* EU's Barnier pares back ambition on EU oversight
* Earlier plans for blanket legal liability softened
* Industry warns new rules could undermine commodities
By John O'Donnell and Barbara Lewis
BRUSSELS, Sept 18 European Union regulators
proposed new rules on Wednesday on how commodity-price and
interest-rate benchmarks are set, but the plans are a paring
back of original ambitions for greater EU oversight of the
The draft law, presented by the EU's regulation chief Michel
Barnier, is a central element of the bloc's response to the
rigging of the London Interbank Offered Rate (Libor) - a
benchmark used to price products from home loans to credit cards
worth $300 trillion.
It will also affect how the price of commodities, including
North Seat Brent crude, a critical oil benchmark, are set.
Although the legislation introduces regulation to an area
that has until now thrived beyond such scrutiny, it will chiefly
rely on countries and their national authorities, in London and
elsewhere, for enforcement.
The rules row back on earlier plans for blanket legal
liability on those who contribute data to set prices, although
there is provision for sanctions as well as a legally binding
code of conduct that has worried some in the commodities
industry that this could undermine their price setting.

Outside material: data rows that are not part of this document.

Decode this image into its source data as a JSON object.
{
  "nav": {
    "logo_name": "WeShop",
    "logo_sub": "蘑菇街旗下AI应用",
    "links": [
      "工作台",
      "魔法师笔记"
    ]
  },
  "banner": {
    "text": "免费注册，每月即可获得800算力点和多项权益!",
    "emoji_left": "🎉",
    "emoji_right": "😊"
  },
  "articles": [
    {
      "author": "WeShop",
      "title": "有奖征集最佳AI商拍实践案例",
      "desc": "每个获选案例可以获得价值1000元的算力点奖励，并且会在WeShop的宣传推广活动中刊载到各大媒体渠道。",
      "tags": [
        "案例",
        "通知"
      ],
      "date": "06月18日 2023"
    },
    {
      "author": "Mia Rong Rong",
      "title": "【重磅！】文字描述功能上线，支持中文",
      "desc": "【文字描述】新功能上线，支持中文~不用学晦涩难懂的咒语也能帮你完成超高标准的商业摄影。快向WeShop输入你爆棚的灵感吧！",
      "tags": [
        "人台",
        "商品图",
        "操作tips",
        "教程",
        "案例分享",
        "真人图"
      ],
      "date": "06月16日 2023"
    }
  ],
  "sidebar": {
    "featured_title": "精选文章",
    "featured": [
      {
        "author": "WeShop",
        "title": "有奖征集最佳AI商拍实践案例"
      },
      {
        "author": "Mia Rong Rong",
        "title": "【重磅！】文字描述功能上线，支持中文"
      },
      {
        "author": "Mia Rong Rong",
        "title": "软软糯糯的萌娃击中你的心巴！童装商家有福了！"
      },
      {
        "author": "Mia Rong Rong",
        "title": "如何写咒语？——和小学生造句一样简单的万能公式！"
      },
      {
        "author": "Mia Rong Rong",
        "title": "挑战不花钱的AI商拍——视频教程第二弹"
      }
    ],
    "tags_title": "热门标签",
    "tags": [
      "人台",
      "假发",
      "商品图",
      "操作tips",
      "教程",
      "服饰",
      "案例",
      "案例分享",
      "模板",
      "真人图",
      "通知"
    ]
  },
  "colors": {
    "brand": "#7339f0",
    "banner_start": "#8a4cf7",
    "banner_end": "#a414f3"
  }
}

"Benchmarks are at the heart of the financial system: they
are critical for our markets as well as the mortgages and
savings of millions of our citizens, yet until now they have
been largely unregulated and unsupervised," said Barnier.
"Today's proposals will ensure for the first time that all
benchmark providers have to be authorised and supervised; they
will enhance transparency and tackle conflicts of interest."
The announcement fell short of what some lawmakers in
Brussels had hoped for, while many in the commodities industry
felt it went too far and could undermine the benchmarks they use
to determine prices. The rules will also apply to benchmarks
used to set the price of physical commodities such as North Sea
Brent crude oil.
Price assessment agencies Platts, a unit of McGraw-Hill
, and smaller rivals Argus and ICIS, part of Reed
Elsevier, want Brussels to align merely with non-binding
An earlier suggestion that the European Securities and
Markets Authority (ESMA), a thinly-staffed fledgling EU body
based in Paris, could do alone the job was dropped.
In the draft document, officials instead say that groups of
supervisors from different countries, as well as ESMA, should
"It's disappointing," said Sven Giegold, a German member of
the European Parliament. "The Commission has given in to British
demands to keep oversight of Libor and that is a mistake."
"The national supervisors didn't catch previous manipulation
and I would expect more independence from a European Authority,"
Following criticism, the draft rules attempt to avoid
imposing liability should the benchmark prove misleading,
although lobbyists said that a proposal that participants sign a
code of conduct could scare some off.
Industry lobbyists conceded that the European Commission,
which proposes draft EU laws for approval by the bloc's
countries and parliament, has softened the rules, but they still
want a further scaling back.
The gentle legislative response follows total fines of $2.6
billion on Royal Bank of Scotland, Barclays and
Swiss bank UBS over the rigging of Libor.
The Commission's antitrust chief continues to investigate
benchmarks including Libor and has also raided offices of oil
majors Shell, BP and Statoil in an
investigation of suspected manipulation of oil prices.
The European Parliament and EU member states will have to
approve the draft before it become law, a process that could
drag on for years.